Underground Railroad Quilt Exhibit
October 1 - October 31Free
The exhibit consists of eleven replica quilts, Ozella’s family story of how quilts were used to escape slavery on the Underground Railroad, displayed in Downtown storefront windows.
Ozella McDaniel Williams, an African American quilter from Charleston, South Carolina, was the keeper of an important part of American history. Passed on through generations of women in her family, mother to daughter in the oral tradition of storytelling. Williams knew a secret code of quilt patterns, which was in jeopardy of being lost. This code was used as a map to instruct slaves fleeing north toward freedom on the Underground Railroad. On May 11, 1996, Ozella revealed this family code to Jacqueline Tobin who was told “to write this down”* …
The Monkey Wrench turns the Wagon Wheel toward Canada on a Bear’Paw trail to the Crossroads. Once they got to the crossroads, they dug a Log Cabin on the ground. Shoofly told them to dress up in cotton and Bow Ties and go to the cathedral church, get married and exchange double wedding rings.
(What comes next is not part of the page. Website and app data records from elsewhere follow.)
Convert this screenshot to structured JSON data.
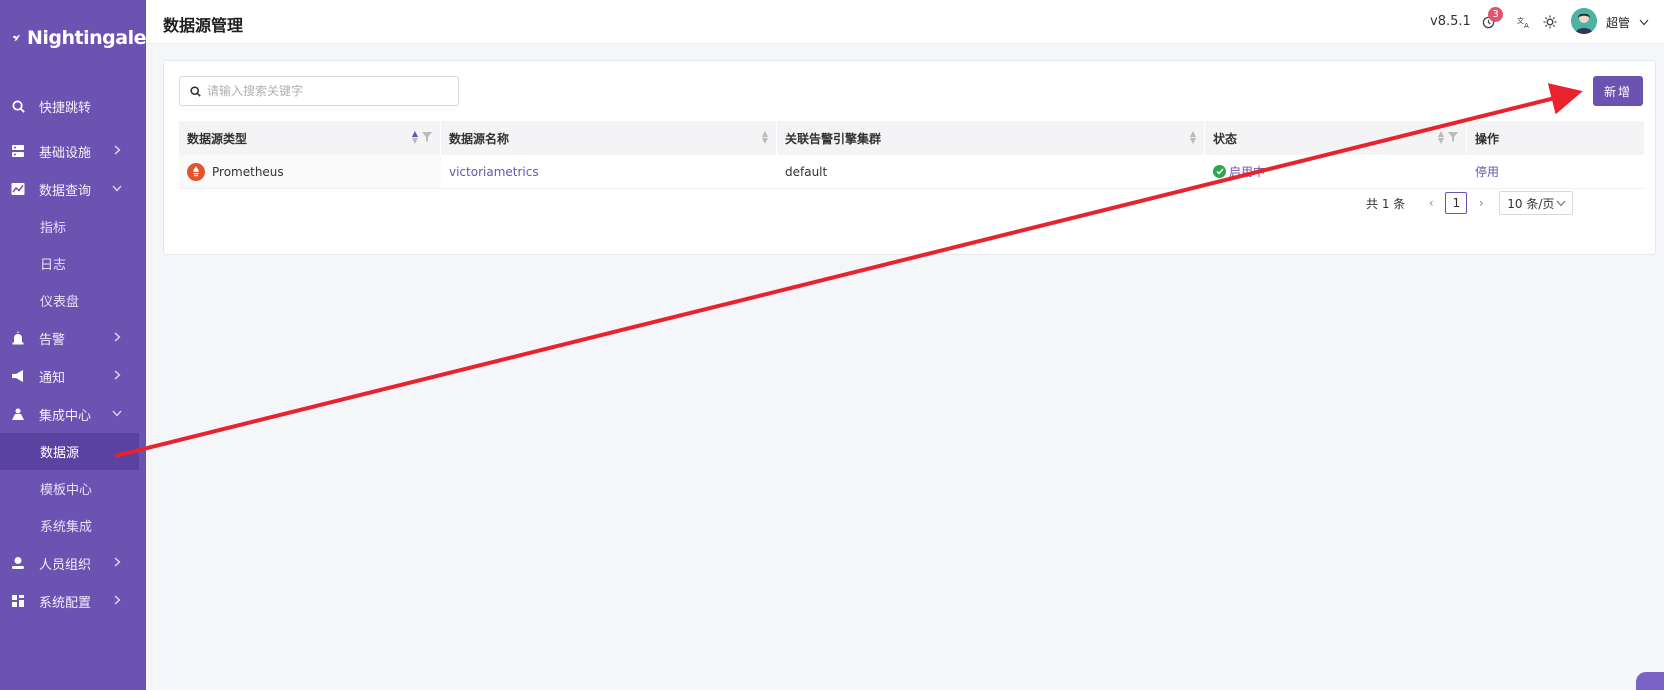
{
  "app": {
    "name": "Nightingale"
  },
  "sidebar": {
    "items": [
      {
        "label": "快捷跳转",
        "icon": "search-icon",
        "has_children": false
      },
      {
        "label": "基础设施",
        "icon": "server-icon",
        "has_children": true,
        "expanded": false
      },
      {
        "label": "数据查询",
        "icon": "chart-icon",
        "has_children": true,
        "expanded": true,
        "children": [
          {
            "label": "指标"
          },
          {
            "label": "日志"
          },
          {
            "label": "仪表盘"
          }
        ]
      },
      {
        "label": "告警",
        "icon": "alarm-icon",
        "has_children": true,
        "expanded": false
      },
      {
        "label": "通知",
        "icon": "megaphone-icon",
        "has_children": true,
        "expanded": false
      },
      {
        "label": "集成中心",
        "icon": "integration-icon",
        "has_children": true,
        "expanded": true,
        "children": [
          {
            "label": "数据源",
            "active": true
          },
          {
            "label": "模板中心"
          },
          {
            "label": "系统集成"
          }
        ]
      },
      {
        "label": "人员组织",
        "icon": "user-icon",
        "has_children": true,
        "expanded": false
      },
      {
        "label": "系统配置",
        "icon": "grid-icon",
        "has_children": true,
        "expanded": false
      }
    ]
  },
  "header": {
    "title": "数据源管理",
    "version": "v8.5.1",
    "notification_count": "3",
    "username": "超管"
  },
  "toolbar": {
    "search_placeholder": "请输入搜索关键字",
    "add_label": "新增"
  },
  "table": {
    "columns": [
      "数据源类型",
      "数据源名称",
      "关联告警引擎集群",
      "状态",
      "操作"
    ],
    "rows": [
      {
        "type": "Prometheus",
        "name": "victoriametrics",
        "cluster": "default",
        "status": "启用中",
        "action": "停用"
      }
    ]
  },
  "pagination": {
    "total": "共 1 条",
    "current": "1",
    "page_size": "10 条/页"
  },
  "colors": {
    "brand": "#6c53b1",
    "annotation": "#e8232e",
    "status_ok": "#2ba84a"
  }
}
Flying Geese stay on the Drunkard’s Path and follow the Stars.
*Hidden In Plain View, by Jacqueline L. Tobin/Raymond G. Dobard
HOW TO VIEW THESE QUILTS: Pick up a quilt card at DRC, RAM or any downtown business.
Take a drive-by or walking tour along city streets and stop at:
RAM, Indian Motorcycle, Lakeview Pharmacy, Dewey’s, Brit’s BouChic, Uncorkt, Lornacopia, Red Onion, SheaBrojae’s Natural Expressions, Main St. Bakery, OOHP 6th Street Theatre and your final stop, First Presbyterian Church Atrium Windows.